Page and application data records
______
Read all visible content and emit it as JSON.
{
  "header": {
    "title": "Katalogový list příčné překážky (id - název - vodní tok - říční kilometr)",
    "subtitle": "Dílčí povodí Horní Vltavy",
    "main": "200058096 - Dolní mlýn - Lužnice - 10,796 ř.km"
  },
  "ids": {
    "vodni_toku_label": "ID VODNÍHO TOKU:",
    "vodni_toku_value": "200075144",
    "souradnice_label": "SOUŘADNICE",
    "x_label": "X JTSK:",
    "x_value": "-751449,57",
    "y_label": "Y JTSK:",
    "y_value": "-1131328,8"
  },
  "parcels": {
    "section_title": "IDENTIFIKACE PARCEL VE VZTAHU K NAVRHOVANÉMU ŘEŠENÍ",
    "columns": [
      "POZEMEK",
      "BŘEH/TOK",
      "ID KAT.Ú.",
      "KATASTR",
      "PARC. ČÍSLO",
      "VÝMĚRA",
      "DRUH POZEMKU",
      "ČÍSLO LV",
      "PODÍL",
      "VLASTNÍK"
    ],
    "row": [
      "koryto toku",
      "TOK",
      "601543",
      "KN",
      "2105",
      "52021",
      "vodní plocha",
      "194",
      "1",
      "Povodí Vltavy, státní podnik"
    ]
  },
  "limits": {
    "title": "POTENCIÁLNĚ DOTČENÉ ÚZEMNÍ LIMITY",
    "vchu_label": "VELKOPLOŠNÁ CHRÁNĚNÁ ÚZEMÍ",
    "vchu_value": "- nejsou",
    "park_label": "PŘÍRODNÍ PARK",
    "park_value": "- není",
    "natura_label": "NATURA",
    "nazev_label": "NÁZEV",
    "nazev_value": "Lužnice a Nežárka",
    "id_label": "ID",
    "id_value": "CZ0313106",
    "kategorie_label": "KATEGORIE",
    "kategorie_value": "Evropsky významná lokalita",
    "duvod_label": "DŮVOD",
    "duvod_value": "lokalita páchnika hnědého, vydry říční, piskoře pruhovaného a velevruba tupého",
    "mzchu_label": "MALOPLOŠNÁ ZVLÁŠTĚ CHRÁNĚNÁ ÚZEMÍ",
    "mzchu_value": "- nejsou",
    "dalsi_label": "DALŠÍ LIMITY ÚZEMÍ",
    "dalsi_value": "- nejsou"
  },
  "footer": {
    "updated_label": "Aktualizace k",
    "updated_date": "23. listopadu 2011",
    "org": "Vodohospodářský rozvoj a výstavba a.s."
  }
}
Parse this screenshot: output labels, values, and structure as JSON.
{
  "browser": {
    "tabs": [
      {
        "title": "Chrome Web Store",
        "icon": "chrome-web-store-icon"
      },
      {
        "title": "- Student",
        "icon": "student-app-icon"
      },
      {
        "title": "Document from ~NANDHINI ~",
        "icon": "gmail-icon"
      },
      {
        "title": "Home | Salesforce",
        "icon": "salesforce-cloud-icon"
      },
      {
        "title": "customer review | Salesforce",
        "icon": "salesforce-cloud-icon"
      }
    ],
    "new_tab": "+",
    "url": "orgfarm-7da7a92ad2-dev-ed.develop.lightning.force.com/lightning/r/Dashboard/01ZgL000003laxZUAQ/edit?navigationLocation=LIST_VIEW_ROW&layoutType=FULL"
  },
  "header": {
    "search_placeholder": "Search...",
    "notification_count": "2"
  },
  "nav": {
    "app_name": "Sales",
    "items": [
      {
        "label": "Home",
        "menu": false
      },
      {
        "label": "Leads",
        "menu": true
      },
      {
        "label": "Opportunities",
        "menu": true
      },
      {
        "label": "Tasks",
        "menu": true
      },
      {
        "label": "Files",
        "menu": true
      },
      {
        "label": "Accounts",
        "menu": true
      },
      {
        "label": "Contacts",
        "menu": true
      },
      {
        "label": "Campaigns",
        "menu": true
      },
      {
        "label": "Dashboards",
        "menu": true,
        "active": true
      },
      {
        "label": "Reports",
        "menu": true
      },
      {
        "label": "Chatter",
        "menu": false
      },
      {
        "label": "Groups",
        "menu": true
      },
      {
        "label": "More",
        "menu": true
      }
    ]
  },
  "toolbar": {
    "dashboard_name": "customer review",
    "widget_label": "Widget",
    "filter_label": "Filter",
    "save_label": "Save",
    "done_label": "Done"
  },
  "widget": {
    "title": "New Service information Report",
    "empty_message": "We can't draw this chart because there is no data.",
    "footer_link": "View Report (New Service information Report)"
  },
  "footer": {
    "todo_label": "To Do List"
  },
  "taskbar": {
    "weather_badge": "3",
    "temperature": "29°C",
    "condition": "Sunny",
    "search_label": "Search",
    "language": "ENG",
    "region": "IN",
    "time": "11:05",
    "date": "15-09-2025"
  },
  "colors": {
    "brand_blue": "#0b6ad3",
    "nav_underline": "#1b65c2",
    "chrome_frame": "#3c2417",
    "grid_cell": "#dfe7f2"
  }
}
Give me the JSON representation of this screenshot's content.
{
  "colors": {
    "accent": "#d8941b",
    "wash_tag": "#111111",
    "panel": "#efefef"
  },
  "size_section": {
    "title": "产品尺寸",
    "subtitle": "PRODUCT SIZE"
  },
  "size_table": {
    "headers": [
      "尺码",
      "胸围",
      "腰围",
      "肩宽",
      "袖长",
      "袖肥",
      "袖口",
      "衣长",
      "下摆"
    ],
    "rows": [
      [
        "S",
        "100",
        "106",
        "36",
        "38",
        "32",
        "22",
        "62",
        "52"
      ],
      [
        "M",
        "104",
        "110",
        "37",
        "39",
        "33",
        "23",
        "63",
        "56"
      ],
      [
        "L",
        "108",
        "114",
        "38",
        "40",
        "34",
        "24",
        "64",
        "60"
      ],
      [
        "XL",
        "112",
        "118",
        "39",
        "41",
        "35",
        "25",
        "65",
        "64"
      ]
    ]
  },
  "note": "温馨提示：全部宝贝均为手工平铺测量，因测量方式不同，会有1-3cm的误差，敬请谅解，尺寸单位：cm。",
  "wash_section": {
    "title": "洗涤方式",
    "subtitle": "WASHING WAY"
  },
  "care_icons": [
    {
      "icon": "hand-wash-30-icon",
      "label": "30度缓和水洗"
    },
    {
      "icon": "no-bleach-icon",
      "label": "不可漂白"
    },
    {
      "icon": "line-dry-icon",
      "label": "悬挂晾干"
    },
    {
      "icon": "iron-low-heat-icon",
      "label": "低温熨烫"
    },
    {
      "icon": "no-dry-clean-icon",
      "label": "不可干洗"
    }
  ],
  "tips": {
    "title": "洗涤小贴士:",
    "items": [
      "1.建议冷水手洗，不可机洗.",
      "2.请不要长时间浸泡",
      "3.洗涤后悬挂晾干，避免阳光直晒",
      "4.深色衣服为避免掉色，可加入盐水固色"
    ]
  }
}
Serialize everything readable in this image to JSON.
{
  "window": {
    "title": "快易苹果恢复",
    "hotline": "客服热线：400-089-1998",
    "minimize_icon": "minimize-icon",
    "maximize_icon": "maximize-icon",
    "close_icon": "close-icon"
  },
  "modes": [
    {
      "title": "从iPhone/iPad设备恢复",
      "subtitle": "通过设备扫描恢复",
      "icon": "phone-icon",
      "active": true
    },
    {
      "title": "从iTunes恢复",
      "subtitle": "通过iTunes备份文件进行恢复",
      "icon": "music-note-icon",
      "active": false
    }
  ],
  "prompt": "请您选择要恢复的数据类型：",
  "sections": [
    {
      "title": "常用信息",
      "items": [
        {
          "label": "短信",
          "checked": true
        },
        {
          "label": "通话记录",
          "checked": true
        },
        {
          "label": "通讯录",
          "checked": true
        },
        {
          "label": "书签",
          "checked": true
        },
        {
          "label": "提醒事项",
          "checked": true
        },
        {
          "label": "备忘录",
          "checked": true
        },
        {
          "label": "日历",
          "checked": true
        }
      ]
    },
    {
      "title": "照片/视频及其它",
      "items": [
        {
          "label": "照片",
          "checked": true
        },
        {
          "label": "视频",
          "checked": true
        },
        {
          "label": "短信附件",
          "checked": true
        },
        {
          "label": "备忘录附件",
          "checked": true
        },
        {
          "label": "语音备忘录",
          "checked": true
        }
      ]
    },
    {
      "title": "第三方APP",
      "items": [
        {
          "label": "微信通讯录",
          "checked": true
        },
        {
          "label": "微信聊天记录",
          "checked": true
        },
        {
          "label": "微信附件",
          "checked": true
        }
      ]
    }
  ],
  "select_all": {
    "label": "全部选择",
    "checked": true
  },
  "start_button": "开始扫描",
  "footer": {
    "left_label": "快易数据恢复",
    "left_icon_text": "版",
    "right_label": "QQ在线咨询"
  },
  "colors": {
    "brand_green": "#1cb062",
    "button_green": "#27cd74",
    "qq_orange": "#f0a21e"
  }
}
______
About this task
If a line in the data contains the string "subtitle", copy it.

Your response
    "subtitle": "Dílčí povodí Horní Vltavy",
    "subtitle": "PRODUCT SIZE"
    "subtitle": "WASHING WAY"
      "subtitle": "通过设备扫描恢复",
      "subtitle": "通过iTunes备份文件进行恢复",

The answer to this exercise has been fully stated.